10 blade settings at 10 speeds at 33 thicknesses so there are 3,300 settings to set your cutter too when using the standard blade (not counting the double cut or track enhancing). It is amazing the choice we have at our fingertips.
Presets are your friend.
Quite often I hear "I don't use the presets." said in a voice that sounds like its a bad thing to do. I wish I had all the presets when I got my craft robo back in the day. Presets are there to give you a start point, a suggestion of what the cut settings could be and while these may give you a perfectly decent cut, sometimes you need to change them to give you that crisp finish.

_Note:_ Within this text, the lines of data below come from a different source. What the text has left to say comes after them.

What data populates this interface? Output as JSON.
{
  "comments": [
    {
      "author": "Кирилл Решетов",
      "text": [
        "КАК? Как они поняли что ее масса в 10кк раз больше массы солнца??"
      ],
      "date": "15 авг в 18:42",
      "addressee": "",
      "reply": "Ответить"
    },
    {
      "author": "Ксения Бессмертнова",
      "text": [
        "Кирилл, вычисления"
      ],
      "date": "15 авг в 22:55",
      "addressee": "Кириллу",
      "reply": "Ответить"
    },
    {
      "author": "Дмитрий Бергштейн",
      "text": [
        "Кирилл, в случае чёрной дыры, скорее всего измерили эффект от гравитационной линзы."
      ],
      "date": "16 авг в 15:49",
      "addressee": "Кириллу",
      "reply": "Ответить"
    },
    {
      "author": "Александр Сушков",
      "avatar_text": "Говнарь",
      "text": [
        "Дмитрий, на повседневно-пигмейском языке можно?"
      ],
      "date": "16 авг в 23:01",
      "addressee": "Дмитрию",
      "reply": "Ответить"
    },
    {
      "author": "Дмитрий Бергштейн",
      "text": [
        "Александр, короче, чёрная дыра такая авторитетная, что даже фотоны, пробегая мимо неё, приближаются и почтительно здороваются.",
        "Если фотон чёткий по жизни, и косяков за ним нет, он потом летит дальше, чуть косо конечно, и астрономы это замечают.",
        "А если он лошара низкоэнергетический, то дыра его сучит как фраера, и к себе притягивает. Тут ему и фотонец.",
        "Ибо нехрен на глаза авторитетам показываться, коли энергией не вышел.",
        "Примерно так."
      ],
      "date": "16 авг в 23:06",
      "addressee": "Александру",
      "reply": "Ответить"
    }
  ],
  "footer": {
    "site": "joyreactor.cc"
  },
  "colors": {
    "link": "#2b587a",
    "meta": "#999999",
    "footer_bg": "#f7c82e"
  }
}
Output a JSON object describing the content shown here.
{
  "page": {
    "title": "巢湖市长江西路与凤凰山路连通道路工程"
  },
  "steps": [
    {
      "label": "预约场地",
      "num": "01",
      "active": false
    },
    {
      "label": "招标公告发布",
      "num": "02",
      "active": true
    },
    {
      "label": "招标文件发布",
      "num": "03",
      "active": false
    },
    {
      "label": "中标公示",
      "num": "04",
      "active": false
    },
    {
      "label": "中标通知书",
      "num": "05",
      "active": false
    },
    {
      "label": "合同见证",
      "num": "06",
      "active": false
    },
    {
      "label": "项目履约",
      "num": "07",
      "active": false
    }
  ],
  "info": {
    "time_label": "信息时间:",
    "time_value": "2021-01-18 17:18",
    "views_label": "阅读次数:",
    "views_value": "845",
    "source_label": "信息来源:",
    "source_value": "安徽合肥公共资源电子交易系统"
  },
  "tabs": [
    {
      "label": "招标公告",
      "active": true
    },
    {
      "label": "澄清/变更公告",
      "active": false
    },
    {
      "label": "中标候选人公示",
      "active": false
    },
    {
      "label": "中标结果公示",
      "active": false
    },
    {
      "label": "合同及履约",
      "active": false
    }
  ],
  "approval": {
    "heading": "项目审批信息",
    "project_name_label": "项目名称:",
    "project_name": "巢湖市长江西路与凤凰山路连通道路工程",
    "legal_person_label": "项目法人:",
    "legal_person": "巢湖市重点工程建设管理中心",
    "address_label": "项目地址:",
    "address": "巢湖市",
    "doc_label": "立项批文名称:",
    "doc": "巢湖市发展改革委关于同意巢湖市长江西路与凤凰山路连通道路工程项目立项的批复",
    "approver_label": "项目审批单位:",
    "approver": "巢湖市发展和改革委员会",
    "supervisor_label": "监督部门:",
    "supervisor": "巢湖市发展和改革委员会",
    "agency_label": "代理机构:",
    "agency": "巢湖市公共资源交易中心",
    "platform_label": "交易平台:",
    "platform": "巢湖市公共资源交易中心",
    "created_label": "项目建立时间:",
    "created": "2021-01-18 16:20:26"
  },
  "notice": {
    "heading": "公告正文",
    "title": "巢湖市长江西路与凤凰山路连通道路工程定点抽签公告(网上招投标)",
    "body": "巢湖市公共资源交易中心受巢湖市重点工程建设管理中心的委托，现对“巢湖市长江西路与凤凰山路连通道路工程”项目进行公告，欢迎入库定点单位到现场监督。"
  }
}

So you have picked out the media you want to cut and chosen an appropriate match for it in the cut settings window, after doing a test cut the results are not quite what you would like them to be. The cut hasn't quite gone through the media. Stop!!!! Do not dial up that blade! If you have set your blade to the correct setting and you increase the blade length, you run the risk of breaking the tip off your blade or cutting through your mat.
|The correct blade setting for silhouette chipboard.|
More often than not the thickness settings can fix this problem.
All card is not created equal, if you were to look at a card from different manufacturers under a microscope they will look quite different.
Although two cardstocks may have the same weight, the way they were made can be very different each being made up of different size particles, different binder holding it all together, using different dye or bleach, it may also be coated. The photos on the left show in order from top to bottom brown paper, silhouette chipboard, vellum and white cardstock, note the different fibers in all four. It is these differences that affect the Thickness settings that we need to choose.
Thickness refers to the density and more. If you imagine your in a swimming pool of water you can move along with some resistance you don't have to work too hard. This will be our number 3 setting now imagine someone comes along and puts custard powder in the water it becomes thicker and harder to move through. As more custard powder is added it get harder and harder to move through. Increased effort is required to move through thicker materials so thicker media requires a higher thickness setting so it will push harder while cutting, pushing harder does not mean deeper. The custard does not have to be deep to slow you down just thick. this is why when you want to cut a heavyweight vinyl, the thickness setting needs to be increased although we would consider this a thin media as it has no depth, it can require quite a force to cut. When increasing your thickness settings give thought to your speed. if you are cutting with a high thickness setting you have an increased risk of damaging your blade as it takes a little longer for the blade to rotate in its housing. A slower speed will allow the blade to turn and change direction more effectively. For media not in the presets choose which closest matches your media and use a serious of test cuts to determine the best settings, write down your results on the packaging in a notebook or save them to your computer. Test cut test cut and test cut getting the settings right will save you a lot of cardstock.
So next time your thinking of which settings to use consider, custard.